Another area to consider outsourcing is pay for housecleaning. It doesn’t hurt to get an estimate. It may fit better in your budget than you think.
Time Is Money.
Remember to Take Care of You, Too
It can be easy to look at your schedule and think about everything you need to do for your family and your job. However, you must include yourself when thinking about all the people that need your time, attention, and care.
Mothers should put self-care first on their list.
Schedule in some self-care time, whether it be a bubble bath, 15 minutes of sitting outside enjoying a cup of coffee each morning, or reading something (not work related) for 20 minutes each night. Get enough sleep!
When we’re tired, it’s harder to be organized and do things well.
You can’t manage your time efficiently if you are constantly running on empty.
Make sure you are happy and healthy the same way you make sure your family is. Sit down and eat when your family does, take rests and days off as you deem necessary. You need to recharge your batteries so that you can properly take care of the home!
Time Management as a Work at Home Mom is Manageable!

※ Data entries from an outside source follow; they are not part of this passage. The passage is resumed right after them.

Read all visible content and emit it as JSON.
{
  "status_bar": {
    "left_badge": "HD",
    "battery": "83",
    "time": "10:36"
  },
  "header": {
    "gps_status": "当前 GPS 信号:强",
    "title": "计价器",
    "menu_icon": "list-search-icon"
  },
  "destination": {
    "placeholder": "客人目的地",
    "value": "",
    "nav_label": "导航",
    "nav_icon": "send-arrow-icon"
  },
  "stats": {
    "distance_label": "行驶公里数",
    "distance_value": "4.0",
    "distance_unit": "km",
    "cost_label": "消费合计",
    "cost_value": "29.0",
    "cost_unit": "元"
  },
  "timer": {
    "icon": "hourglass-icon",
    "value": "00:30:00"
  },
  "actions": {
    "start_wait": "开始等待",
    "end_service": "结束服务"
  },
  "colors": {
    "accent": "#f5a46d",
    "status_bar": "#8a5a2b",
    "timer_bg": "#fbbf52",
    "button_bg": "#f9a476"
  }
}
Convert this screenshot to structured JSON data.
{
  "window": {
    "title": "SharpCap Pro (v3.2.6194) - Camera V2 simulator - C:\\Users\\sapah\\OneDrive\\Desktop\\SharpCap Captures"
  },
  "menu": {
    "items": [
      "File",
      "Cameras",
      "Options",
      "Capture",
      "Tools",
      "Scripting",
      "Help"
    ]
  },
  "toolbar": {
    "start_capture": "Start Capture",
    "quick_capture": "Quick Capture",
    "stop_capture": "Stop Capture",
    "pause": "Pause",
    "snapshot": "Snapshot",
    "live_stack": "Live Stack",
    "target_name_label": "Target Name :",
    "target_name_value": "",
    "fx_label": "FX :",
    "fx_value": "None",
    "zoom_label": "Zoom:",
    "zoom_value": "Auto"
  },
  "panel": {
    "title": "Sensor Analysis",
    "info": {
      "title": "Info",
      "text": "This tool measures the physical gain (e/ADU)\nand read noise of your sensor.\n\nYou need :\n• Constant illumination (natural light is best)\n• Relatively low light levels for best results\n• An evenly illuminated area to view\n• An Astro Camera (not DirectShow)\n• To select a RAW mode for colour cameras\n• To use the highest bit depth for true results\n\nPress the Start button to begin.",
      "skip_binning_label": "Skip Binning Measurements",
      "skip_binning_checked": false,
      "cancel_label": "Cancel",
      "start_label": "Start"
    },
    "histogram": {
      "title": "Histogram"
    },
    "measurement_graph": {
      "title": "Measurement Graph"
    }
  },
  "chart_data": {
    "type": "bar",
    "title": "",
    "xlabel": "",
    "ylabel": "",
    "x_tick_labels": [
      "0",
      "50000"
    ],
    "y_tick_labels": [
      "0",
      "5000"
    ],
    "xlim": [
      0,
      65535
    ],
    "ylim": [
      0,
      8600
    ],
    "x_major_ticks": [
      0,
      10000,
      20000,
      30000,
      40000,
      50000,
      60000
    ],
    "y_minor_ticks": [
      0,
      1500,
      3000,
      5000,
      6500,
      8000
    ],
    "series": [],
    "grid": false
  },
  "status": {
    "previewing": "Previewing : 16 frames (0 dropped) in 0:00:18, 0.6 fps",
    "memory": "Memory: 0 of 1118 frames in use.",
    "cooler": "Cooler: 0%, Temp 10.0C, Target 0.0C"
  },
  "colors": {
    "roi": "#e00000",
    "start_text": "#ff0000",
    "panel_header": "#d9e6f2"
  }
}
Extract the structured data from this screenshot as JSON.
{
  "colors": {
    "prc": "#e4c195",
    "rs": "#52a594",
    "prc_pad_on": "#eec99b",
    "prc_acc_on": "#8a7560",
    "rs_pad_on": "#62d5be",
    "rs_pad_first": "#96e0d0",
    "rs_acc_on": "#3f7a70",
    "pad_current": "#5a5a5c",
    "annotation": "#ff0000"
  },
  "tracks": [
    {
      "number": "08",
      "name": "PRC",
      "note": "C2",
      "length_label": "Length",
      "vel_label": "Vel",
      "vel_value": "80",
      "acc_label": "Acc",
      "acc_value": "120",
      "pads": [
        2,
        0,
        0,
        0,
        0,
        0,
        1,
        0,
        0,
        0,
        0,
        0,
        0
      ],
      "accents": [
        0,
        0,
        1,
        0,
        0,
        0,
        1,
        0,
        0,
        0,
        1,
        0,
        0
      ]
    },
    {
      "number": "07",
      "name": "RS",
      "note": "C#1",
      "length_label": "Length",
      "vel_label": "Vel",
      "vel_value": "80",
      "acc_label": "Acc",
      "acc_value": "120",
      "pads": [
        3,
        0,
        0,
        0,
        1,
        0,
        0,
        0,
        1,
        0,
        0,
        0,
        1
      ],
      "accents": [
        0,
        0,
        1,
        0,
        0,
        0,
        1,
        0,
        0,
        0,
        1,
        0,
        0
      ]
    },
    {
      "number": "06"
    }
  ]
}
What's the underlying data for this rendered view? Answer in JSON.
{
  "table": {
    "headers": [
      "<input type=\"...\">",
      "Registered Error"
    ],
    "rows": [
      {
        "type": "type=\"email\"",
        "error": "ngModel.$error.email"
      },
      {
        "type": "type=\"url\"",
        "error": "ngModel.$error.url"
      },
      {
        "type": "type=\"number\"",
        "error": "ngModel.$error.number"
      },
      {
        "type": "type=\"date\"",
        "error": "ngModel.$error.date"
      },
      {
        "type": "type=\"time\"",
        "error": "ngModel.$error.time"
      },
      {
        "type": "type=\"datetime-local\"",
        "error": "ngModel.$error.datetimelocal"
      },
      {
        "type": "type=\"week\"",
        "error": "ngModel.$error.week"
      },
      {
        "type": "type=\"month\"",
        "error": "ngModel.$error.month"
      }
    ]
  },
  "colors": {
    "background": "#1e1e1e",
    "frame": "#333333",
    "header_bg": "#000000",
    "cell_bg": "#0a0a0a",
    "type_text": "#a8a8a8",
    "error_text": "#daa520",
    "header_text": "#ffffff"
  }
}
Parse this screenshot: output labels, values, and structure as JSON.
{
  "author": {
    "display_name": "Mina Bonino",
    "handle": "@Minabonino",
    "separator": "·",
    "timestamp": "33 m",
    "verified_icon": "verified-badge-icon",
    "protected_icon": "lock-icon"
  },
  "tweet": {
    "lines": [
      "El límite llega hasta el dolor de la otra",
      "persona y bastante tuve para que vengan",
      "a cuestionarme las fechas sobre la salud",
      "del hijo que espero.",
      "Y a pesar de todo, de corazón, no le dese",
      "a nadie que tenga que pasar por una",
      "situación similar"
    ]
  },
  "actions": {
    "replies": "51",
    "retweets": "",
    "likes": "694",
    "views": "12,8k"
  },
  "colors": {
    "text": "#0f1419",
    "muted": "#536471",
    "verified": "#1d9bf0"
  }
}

Time management for work at home moms isn’t as difficult once you have a solid schedule and routine in place. It just takes a bit of practice, patience, and diligence! What’s the one thing you can do this week that will get you on the path to making the most of your time and energy? If you have a great way you manage your time or make your days more productive, let us know here or on our Facebook page!